The male Diamond Firetail performs a particularly charming courtship dance for the female, although the “song” has been described as raspy or buzzy. He will offer a long piece of grass and perform a most entertaining dance, which involves stretching up tall, bobbing, and hopping, to get the female's attention. They do better in large aviaries, where they are generally observed to be an agreeable member of the aviary community. However, if crowded together, they may become aggressive.

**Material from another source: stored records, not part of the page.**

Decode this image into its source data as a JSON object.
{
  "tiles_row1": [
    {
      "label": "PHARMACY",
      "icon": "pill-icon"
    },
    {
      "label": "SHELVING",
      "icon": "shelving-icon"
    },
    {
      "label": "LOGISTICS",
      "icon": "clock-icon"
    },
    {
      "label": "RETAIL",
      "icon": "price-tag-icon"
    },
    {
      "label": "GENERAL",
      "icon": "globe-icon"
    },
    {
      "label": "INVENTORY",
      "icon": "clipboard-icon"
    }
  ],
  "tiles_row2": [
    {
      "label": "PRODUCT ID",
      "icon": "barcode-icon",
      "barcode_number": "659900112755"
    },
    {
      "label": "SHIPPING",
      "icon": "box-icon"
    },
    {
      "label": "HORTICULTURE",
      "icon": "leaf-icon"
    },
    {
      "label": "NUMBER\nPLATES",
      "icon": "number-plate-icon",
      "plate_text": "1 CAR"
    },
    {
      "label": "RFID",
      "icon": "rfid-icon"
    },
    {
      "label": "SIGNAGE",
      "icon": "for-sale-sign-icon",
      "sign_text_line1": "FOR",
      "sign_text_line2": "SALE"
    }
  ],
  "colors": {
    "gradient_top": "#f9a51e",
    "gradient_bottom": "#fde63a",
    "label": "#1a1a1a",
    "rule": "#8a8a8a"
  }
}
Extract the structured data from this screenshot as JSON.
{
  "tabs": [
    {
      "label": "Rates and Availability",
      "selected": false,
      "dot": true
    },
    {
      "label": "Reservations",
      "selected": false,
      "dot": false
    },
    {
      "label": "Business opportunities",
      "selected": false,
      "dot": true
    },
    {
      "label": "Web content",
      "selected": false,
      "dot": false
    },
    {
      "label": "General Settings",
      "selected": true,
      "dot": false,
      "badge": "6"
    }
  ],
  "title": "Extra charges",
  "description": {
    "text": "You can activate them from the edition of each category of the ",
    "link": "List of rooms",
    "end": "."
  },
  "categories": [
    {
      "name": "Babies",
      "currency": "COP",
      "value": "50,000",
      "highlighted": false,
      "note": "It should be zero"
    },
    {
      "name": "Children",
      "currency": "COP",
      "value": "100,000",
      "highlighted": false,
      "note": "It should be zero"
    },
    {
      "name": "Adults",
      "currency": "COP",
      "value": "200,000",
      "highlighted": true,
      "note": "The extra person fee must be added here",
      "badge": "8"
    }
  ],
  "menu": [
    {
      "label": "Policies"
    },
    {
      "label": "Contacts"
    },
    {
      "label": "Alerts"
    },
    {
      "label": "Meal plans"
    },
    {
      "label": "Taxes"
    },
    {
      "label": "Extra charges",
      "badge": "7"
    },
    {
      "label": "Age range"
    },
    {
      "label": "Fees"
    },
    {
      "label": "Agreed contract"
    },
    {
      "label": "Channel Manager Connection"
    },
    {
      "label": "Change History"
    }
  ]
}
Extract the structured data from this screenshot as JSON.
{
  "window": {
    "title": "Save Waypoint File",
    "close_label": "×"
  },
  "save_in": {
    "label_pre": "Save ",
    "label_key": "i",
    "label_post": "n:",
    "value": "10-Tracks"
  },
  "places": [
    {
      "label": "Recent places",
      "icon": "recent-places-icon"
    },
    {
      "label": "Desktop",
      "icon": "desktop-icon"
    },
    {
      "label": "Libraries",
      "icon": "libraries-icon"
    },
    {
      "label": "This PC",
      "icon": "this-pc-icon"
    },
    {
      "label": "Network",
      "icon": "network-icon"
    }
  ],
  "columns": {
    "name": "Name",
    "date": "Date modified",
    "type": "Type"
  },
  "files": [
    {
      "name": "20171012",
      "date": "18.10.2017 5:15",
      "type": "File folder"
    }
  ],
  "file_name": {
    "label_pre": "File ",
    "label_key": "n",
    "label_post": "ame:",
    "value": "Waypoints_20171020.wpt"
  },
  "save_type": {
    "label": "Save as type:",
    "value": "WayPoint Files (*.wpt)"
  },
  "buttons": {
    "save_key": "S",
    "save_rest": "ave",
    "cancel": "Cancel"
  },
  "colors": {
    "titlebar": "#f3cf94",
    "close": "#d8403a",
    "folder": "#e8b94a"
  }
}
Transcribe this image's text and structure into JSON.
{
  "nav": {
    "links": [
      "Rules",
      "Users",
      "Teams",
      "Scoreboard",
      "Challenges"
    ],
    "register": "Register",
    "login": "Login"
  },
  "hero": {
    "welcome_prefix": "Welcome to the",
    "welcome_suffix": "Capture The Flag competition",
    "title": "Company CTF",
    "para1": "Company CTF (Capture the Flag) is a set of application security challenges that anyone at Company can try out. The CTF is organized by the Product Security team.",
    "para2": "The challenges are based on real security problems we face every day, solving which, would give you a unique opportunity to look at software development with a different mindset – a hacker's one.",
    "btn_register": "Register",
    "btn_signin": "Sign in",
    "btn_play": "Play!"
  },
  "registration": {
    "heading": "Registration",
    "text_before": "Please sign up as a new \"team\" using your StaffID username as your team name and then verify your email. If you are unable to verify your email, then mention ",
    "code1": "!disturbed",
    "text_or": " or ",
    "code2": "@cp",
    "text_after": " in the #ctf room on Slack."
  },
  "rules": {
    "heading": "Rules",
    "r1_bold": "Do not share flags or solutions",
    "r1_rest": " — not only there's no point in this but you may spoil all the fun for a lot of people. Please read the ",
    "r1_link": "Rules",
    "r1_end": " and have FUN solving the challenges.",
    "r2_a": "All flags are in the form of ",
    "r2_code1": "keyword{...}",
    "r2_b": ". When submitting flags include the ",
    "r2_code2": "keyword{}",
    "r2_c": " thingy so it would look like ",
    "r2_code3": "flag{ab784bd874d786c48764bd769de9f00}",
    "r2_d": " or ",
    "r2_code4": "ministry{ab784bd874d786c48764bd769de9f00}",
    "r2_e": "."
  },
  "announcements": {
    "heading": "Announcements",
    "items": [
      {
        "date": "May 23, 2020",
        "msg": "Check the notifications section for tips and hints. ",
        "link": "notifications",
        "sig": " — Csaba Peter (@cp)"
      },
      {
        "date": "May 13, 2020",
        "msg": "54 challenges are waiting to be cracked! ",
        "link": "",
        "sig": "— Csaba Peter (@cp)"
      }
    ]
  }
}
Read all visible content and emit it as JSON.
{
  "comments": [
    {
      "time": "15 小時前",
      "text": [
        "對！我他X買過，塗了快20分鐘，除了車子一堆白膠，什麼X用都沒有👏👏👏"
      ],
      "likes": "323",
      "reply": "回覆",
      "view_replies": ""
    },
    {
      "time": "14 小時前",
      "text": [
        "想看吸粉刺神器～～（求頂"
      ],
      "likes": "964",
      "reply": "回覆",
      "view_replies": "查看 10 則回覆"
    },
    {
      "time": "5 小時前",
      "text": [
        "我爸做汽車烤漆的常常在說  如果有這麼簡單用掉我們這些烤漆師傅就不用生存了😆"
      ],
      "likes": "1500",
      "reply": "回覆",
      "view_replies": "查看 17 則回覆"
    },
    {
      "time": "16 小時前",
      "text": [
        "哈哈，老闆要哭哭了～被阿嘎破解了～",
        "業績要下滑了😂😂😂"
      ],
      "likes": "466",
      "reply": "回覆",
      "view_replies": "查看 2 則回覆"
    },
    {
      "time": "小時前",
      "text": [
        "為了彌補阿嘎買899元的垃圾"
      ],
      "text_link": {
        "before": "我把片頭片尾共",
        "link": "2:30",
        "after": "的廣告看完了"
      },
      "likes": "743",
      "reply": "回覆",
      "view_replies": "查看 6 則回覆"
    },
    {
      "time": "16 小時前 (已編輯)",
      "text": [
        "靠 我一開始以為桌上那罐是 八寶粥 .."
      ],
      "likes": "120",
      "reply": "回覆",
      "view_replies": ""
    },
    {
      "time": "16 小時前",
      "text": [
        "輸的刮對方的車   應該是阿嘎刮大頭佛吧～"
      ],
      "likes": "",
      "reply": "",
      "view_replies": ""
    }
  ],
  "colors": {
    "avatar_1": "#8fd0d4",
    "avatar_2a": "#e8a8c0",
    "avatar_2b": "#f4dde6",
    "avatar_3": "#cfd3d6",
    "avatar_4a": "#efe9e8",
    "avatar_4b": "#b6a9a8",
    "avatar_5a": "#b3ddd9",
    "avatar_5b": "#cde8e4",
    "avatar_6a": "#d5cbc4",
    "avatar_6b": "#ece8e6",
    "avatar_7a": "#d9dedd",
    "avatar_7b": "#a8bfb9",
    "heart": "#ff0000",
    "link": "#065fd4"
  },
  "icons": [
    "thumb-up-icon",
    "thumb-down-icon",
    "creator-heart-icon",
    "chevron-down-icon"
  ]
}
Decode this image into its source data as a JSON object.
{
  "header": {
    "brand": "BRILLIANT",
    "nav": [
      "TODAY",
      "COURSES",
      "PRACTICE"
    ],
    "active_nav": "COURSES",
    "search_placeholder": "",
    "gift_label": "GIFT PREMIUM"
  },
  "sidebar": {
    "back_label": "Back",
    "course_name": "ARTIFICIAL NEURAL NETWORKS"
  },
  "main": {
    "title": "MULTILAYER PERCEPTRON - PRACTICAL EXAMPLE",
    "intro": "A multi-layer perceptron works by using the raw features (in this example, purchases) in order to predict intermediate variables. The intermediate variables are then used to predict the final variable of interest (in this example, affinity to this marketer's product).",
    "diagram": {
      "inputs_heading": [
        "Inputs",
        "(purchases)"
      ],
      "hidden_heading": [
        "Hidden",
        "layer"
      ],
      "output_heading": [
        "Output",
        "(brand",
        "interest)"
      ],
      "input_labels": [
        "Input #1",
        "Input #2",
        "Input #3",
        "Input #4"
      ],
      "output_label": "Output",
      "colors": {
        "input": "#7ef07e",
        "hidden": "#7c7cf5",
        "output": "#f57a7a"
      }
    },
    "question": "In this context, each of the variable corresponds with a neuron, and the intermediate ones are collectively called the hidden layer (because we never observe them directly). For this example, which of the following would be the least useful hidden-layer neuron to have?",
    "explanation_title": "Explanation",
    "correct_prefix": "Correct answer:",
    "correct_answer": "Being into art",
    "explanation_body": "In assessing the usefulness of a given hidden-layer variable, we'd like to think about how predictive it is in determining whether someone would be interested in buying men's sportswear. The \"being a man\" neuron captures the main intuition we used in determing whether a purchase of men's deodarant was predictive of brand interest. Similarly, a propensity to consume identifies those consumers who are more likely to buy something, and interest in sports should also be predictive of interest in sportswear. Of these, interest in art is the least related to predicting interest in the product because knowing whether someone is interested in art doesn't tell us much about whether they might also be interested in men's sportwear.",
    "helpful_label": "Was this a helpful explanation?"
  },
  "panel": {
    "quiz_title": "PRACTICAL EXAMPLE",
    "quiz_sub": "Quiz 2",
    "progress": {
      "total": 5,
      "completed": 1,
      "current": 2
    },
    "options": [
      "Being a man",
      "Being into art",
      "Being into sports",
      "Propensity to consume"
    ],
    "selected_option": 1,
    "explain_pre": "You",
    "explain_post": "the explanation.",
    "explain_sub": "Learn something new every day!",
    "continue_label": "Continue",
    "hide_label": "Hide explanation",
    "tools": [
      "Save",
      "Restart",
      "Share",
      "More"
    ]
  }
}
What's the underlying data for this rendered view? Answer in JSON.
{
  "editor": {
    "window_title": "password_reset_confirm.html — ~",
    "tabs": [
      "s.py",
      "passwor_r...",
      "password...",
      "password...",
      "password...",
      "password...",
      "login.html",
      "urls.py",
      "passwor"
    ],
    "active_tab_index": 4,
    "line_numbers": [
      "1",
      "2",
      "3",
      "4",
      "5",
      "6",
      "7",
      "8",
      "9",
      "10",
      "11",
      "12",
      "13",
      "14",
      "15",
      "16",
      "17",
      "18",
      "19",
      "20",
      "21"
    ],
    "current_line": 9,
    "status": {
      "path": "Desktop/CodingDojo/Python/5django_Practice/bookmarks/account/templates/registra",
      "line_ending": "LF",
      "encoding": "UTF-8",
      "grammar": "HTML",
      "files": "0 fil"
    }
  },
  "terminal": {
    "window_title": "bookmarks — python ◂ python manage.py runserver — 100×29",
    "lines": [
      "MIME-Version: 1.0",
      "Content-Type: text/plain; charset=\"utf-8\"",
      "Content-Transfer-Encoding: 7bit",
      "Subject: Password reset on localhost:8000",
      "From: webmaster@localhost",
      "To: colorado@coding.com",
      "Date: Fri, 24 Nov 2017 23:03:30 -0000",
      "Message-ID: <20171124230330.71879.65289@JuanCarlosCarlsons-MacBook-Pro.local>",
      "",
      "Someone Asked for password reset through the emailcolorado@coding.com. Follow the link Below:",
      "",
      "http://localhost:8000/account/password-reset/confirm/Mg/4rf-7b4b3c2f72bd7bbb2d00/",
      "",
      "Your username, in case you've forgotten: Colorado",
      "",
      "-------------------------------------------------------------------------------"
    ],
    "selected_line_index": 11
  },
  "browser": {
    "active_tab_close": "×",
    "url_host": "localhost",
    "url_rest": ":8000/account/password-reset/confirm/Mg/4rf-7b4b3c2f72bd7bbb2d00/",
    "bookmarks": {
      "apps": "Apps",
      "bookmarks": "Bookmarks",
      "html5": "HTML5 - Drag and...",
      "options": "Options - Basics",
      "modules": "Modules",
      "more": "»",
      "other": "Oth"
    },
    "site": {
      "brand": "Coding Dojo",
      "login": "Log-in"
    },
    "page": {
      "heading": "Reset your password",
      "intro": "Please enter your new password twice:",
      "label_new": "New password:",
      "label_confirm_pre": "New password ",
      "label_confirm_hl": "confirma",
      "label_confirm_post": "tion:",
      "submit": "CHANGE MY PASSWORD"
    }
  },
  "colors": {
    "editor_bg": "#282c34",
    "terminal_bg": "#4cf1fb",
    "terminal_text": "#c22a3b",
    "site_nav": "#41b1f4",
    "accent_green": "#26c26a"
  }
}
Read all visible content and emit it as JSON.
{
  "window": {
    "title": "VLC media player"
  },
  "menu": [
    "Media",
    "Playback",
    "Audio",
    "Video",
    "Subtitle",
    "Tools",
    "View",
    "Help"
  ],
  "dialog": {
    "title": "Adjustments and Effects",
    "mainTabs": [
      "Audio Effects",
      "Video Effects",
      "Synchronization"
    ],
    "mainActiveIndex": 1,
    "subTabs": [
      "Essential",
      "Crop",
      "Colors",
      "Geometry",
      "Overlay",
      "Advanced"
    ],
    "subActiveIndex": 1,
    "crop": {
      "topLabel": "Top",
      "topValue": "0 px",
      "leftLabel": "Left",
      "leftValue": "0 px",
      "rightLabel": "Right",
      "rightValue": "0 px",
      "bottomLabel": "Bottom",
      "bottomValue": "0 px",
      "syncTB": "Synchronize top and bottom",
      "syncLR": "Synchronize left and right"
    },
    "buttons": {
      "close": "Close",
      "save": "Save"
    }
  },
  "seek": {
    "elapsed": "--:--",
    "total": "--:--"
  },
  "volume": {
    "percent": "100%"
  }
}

Housing:
Diamond Firetail Finches have a reputation of becoming somewhat lazy or even overweight if kept in a cage. They may become depressed and inactive if crowded too much, and a colony kept in a confined space may even start feather-picking each other. Many so-called finch cages are not adequate to house a Diamond Sparrow for more than a few days, as a travel or hospital cage. So don't skimp on the space. A single breeding pair might enjoy a cage of around 3' long, 2' deep, and 1-1/2 to 2' tall, with a bar spacing of about 1/2” wide. If you'd like them to breed, you should attach some sort of greenery (even if it's plastic) to the outside of the cage to give the birds a feeling of privacy.

Many breeders prefer a planted aviary large enough to hold a colony or a mixed-species display. You need to provide plenty of room, as well as sufficient nest boxes and weaving materials for everyone. Some breeders report that Diamond Firetails are calm and unaggressive, only defending the area immediately around the nest from competitors and busybodies. However, others have witnessed bad-tempered Diamonds attacking smaller species. It is best to house them with species that can hold their own and to keep a very close eye on the situation, to stop any bullying before it gets started.

Diet:
As an Australian grassfinch, the Diamond Firetail thrives on a relatively simple diet, but never use this as an excuse to short-change these beautiful finches. They do have a tendency to gain weight, so monitor their menu carefully. The core of the diet should be a high quality small seed mix, with plenty of spray millet on the side. Most people will also offer a high quality eggfood during the molt and breeding season, as well as sprouts, greens, and a bit of chopped fruits and vegetables. Some people also like to add a good finch pellet and/or live food, although other equally successful breeders say they do not provide live or wet food. Some people suggest that if you do offer live food, restrict it outside of the breeding season, to avoid over-loading the bird's liver. You should also provide clean cuttlebone, grit, and the vitamins and other supplements recommended by your avian vet or your breeder.

Written by Elaine Radford